KEVIN HARRIS: What about this one: “The same Pastor, in his moral mood, may warn that a society without God will devolve into tyranny, gross immorality, and violence.”

DR. CRAIG: Yes, there's some evidence for that. When you look at, for example, Soviet society in the aftermath of Stalin and other secular societies this often does happen. Now, what he points out is that the congregant may look at the world today and realize that the least religious nations (the most godless, I'm quoting here) are those in northern Europe such as Sweden, for example, and yet these also seem to be the most civil societies on the planet. What he fails to appreciate there is that Sweden has centuries of Lutheran cultural influence in it. This is not a non-Christian society in that sense. It is a society which lives on borrowed values from these centuries of Christianity that dominated this culture. So I think that's not really a fair example of the way a godless society will always function.

KEVIN HARRIS: He wraps it up and says,

Pastors, beware. Avoid excessive claims. Speak honestly. Otherwise you have only yourself to blame for shepherding portions of your flock into the swelling ranks of secular Humanism.

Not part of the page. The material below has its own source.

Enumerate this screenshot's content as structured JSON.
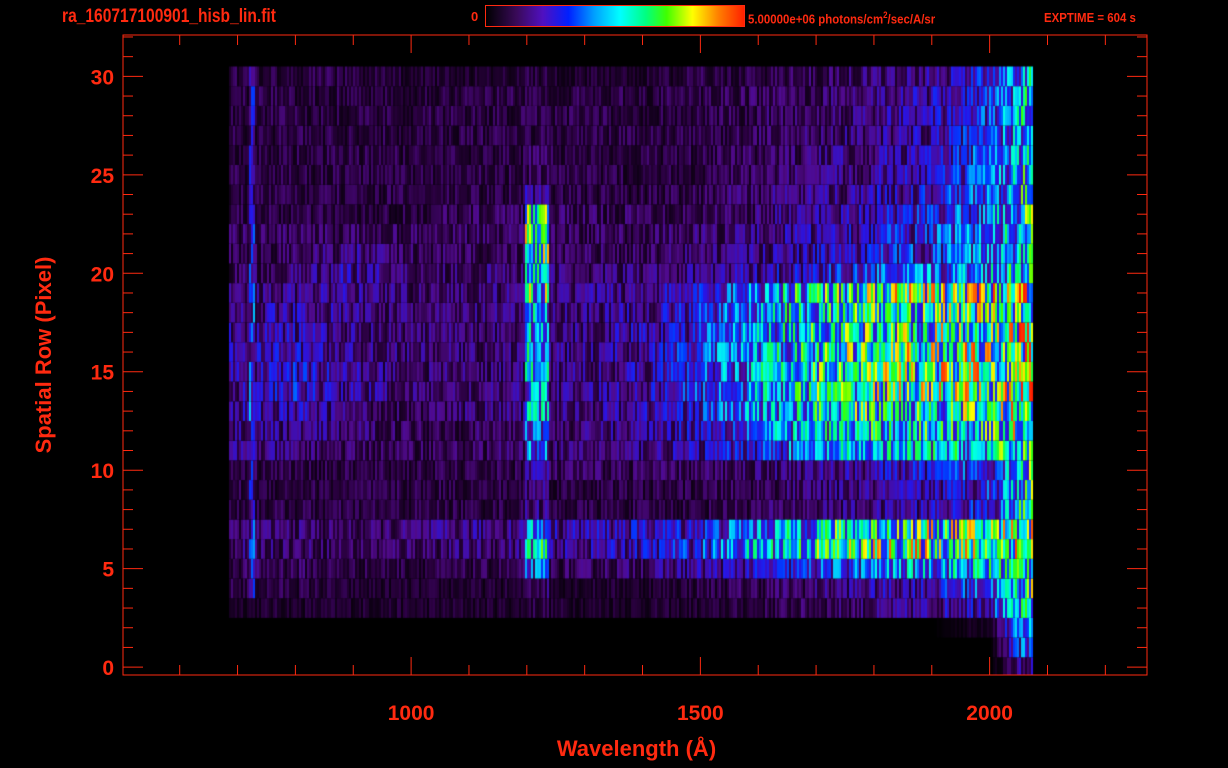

DR. CRAIG: It's good advice, and I would want to return the same advice to our humanist friends. Do not make excessive claims on behalf of humanism. For example, “There is no evidence for God.” That can be shattered fairly easily by showing some sort of evidence that there is a creator and designer of the universe. That might produce a chink in the humanist’s armor that could lead to serious doubts that might lead him down the path to Christian belief. Or how about this one: “Jesus of Nazareth never existed.” How many times have we heard that exaggerated claim made from people like Robert Price or Richard Carrier? That belief, too, can be devastated by an understanding of the historical credibility of the Gospels and extra-biblical sources for Jesus of Nazareth. Or how about this one from Christopher Hitchens: “Religion poisons everything.” Now that, if any claim is exaggerated, is one that really is over-the-top. Christianity has been the most positive influence for good within Western world history, being responsible for founding of universities, modern medicine and nursing, the elevation of women in society, literacy and education, the promotion of societal goods in the Third World. Despite all of its imperfections, Christianity has been a tremendous force for good in the history of humankind. Or finally, how about this one: “Christians are intellectually backward.” How many times have we heard atheists speak condescendingly of Christians? And that can easily be shattered when you encounter an Alvin Plantinga, N. T. Wright, Christopher Isham, and other brilliant philosophers, scientists, and historians who are clearly smarter than you are and yet have a deep Christian commitment.[2]


[2]                            Total Running Time: 18:50 (Copyright © 2018 William Lane Craig)